▶ What is expected
Please report each line in the material below that includes "false".

───

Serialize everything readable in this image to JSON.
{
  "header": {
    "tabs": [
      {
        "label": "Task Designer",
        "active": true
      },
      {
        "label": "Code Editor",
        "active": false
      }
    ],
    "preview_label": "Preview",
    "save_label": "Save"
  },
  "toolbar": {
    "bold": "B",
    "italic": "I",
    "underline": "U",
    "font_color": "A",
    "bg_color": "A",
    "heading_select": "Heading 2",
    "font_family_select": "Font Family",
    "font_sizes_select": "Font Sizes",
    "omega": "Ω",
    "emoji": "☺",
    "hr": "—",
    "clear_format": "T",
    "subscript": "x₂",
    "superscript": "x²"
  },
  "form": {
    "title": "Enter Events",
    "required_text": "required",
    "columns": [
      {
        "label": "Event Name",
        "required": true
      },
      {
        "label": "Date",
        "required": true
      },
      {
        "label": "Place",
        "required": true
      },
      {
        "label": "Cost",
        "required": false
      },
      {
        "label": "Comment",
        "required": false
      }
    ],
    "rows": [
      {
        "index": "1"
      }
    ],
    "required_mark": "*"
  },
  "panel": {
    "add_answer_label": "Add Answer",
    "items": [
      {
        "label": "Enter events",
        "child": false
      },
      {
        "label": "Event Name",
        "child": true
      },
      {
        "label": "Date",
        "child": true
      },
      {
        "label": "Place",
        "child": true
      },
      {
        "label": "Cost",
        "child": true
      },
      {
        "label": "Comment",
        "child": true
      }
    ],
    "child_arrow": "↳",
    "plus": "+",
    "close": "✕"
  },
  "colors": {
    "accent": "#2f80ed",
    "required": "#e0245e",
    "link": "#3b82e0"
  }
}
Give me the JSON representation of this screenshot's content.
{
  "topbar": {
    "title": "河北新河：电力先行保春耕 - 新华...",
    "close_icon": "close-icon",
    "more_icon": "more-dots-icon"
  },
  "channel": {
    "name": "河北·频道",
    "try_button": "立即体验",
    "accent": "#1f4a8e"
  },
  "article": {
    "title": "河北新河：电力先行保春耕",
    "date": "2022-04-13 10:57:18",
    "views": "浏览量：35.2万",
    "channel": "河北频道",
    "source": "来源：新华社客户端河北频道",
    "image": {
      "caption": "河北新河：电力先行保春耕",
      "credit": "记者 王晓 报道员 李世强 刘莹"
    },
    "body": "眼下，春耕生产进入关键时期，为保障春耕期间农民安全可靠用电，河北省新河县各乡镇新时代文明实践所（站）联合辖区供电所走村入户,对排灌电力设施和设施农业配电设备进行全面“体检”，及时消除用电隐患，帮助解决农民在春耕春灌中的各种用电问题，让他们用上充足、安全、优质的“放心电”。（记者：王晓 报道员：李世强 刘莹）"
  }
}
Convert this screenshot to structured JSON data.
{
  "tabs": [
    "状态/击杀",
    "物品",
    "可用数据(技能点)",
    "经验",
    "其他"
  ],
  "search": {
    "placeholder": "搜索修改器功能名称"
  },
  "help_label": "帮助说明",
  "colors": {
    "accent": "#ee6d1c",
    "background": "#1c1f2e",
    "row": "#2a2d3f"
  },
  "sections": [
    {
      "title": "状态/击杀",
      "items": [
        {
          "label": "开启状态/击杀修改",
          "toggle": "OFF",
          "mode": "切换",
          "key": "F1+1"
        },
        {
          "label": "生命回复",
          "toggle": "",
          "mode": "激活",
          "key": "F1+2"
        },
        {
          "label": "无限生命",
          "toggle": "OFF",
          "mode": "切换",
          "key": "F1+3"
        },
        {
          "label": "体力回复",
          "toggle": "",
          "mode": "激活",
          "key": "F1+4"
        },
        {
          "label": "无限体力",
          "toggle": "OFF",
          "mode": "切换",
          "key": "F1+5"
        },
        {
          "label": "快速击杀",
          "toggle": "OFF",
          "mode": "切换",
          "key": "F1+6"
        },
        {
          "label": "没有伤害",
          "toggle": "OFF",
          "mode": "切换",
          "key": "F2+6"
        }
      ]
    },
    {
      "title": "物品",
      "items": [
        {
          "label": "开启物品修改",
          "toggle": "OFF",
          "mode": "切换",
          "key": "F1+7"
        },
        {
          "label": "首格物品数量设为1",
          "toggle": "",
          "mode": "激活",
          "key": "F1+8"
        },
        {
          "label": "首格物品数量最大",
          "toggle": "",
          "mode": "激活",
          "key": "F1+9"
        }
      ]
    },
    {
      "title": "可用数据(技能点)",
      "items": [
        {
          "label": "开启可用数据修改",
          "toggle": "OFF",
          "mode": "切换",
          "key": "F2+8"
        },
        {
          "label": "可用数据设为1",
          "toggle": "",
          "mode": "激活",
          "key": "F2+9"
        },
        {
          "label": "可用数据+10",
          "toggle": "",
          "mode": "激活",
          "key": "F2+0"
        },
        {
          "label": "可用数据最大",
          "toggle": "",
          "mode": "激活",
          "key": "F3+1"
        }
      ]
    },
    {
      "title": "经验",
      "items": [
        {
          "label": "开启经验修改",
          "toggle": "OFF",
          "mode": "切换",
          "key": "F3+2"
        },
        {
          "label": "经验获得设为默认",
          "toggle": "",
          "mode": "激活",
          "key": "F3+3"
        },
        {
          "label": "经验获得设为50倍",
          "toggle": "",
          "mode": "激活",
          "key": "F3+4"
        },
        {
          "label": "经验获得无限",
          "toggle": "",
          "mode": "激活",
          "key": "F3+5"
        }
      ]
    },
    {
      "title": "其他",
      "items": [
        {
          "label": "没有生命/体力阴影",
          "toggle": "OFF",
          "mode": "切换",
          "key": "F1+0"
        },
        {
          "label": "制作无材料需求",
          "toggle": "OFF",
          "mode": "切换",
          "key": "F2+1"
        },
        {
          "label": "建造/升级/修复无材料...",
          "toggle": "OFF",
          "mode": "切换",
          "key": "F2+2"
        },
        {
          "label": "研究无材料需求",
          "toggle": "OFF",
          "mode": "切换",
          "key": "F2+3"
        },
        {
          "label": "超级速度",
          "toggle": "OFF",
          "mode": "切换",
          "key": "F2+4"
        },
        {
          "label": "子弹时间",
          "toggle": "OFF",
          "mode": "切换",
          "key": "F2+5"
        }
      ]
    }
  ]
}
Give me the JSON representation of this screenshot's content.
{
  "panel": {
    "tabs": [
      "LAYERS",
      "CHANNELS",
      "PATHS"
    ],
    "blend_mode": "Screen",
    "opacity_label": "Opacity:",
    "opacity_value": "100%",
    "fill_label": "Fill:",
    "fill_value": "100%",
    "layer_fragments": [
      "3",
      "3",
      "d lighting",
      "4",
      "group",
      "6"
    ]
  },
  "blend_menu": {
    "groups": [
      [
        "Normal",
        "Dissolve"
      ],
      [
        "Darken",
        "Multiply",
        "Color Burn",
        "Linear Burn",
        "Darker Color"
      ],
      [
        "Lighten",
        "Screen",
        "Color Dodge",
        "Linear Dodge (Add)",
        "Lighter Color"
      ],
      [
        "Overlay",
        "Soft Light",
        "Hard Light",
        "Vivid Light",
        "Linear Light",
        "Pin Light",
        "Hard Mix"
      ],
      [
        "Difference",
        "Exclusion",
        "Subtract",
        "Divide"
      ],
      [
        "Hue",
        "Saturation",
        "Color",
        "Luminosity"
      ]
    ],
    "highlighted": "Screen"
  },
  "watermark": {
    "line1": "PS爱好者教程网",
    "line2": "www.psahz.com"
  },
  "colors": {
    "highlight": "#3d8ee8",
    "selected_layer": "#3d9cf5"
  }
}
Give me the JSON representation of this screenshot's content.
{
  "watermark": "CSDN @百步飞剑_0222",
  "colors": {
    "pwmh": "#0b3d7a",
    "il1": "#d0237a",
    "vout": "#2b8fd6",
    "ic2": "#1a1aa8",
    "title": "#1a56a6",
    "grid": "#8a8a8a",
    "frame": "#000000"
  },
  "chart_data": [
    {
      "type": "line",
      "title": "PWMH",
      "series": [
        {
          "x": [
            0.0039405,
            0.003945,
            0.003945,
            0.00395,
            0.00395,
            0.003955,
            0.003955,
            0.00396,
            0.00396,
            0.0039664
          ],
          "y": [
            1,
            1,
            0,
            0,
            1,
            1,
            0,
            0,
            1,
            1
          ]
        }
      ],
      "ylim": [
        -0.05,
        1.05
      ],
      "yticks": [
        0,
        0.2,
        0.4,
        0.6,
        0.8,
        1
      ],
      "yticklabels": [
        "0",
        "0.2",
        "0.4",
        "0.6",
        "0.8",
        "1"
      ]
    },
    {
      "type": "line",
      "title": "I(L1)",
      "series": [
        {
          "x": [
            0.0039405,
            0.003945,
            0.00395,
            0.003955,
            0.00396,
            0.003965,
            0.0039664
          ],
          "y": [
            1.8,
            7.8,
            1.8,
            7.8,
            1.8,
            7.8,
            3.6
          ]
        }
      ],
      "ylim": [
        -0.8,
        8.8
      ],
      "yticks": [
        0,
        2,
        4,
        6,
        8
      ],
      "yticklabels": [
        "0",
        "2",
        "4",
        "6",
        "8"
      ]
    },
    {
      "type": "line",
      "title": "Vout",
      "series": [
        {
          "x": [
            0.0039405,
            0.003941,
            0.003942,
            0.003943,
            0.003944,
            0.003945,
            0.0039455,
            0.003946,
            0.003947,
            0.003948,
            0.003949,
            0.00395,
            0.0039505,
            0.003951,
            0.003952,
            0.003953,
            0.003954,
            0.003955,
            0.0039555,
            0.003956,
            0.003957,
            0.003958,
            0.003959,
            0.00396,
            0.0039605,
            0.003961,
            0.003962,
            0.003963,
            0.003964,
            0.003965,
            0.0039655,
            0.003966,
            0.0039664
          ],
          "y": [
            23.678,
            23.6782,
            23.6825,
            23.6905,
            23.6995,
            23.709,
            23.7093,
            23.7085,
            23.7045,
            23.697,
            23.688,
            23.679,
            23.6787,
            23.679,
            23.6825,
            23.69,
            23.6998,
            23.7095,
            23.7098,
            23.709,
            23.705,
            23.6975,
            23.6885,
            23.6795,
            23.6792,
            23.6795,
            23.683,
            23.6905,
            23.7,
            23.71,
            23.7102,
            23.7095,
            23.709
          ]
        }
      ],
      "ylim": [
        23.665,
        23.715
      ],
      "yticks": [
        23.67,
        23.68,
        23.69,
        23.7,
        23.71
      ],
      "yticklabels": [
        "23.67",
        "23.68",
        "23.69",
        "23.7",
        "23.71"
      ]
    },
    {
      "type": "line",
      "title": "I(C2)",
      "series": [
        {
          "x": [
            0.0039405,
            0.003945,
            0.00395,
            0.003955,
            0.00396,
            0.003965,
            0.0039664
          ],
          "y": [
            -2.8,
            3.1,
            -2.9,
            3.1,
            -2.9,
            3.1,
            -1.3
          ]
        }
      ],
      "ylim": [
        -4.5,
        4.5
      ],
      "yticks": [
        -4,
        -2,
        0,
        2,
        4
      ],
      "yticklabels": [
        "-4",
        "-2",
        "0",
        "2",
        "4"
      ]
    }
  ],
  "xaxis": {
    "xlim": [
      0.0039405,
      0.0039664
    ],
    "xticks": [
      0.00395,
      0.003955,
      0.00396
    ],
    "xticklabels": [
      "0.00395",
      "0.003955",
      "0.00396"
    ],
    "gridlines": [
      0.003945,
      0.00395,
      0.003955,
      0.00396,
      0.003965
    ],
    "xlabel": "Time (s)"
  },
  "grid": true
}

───

▶ Your response
        "active": false
        "required": false
        "required": false
        "child": false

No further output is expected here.